Micelli Chocolate Mold Co. founder dies
Ned Micelli, who built up the business with his father Joseph, “loved the chocolate industry.”
July 19, 2017
With his son Joe and daughter Ronnie by his side, Ned Micelli, 88, founder of Micelli Chocolate Mold Co., passed away peacefully at home in Malverne, Long Island, N.Y. on July 16.
He, with his father Joseph Micelli Sr., founded the company 70 years ago in June 1947.
The father-and-son team at the All Metal Chocolate Mold Co. — as it was called then — started out repairing metal moulds. The company eventually shifted to producing custom metal moulds for major chocolate manufacturers.
In 1956, the Micelli family opened its second manufacturing plant in Bronx, New York City. By the late 1960s, Ned had pioneered the use of thermoform plastic moulds for chocolate in the United States.
During the early 1970s, Ned's son Joe came aboard, and soon the company began manufacturing polycarbonate plastic injection molds. At this point, Micelli Chocolate Mold Co. was the only manufacturer left in North America producing industrial chocolate moulds.
In the mid-1980s, Ned’s son John joined the family business, which coincided with the company entering the age of computer-aided design and manufacturing technology. A few years later, Ned's daughter, Theresa, joined to focus on accounting and administration.
Ned worked tirelessly side by side with his children to drive the business forward. Today, Micelli Chocolate Mold Co. is the largest manufacturer of chocolate moulds in North America and the only North American-based manufacturer of injection polycarbonate chocolate moulds.
“He loved the chocolate industry and truly embraced helping his customers with chocolate moulding and developing new moulds. Most people he worked with became his friend,” says John, who heads up the company today.
Although his father had been retired for some time, John adds that he still maintained a keen interest in the business and technical innovations as the company evolved.
Ned is survived by five children, nine grandchildren and six great grandchildren. He was also known as a serious sports competitor, John points out.

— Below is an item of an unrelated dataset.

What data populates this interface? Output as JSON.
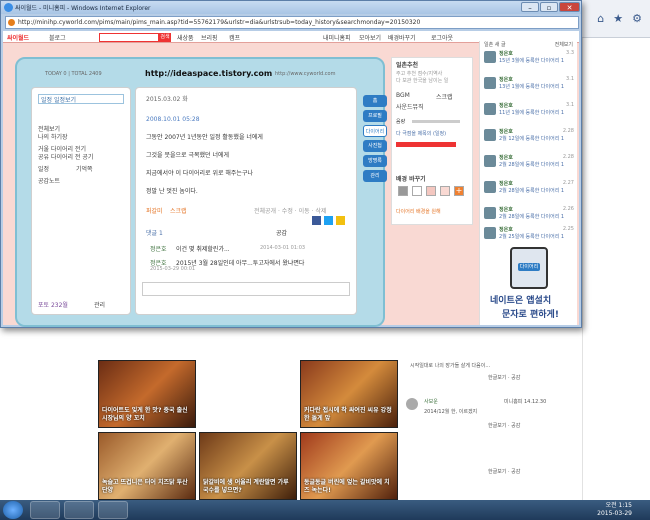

“Although bowling was his favorite, in his younger years he held local NYC records in boxing, bowling, pool, basketball, and was even New York State ping pong champ at age 16,” John said. “He was loved and widely known in the chocolate industry.”
A funeral mass will be held on July 21 at 9:45 a.m. at Our Lady of Lourdes Roman Catholic Church in Farmingdale, N.Y. Memorial donations can be made to the Boys Club of New York.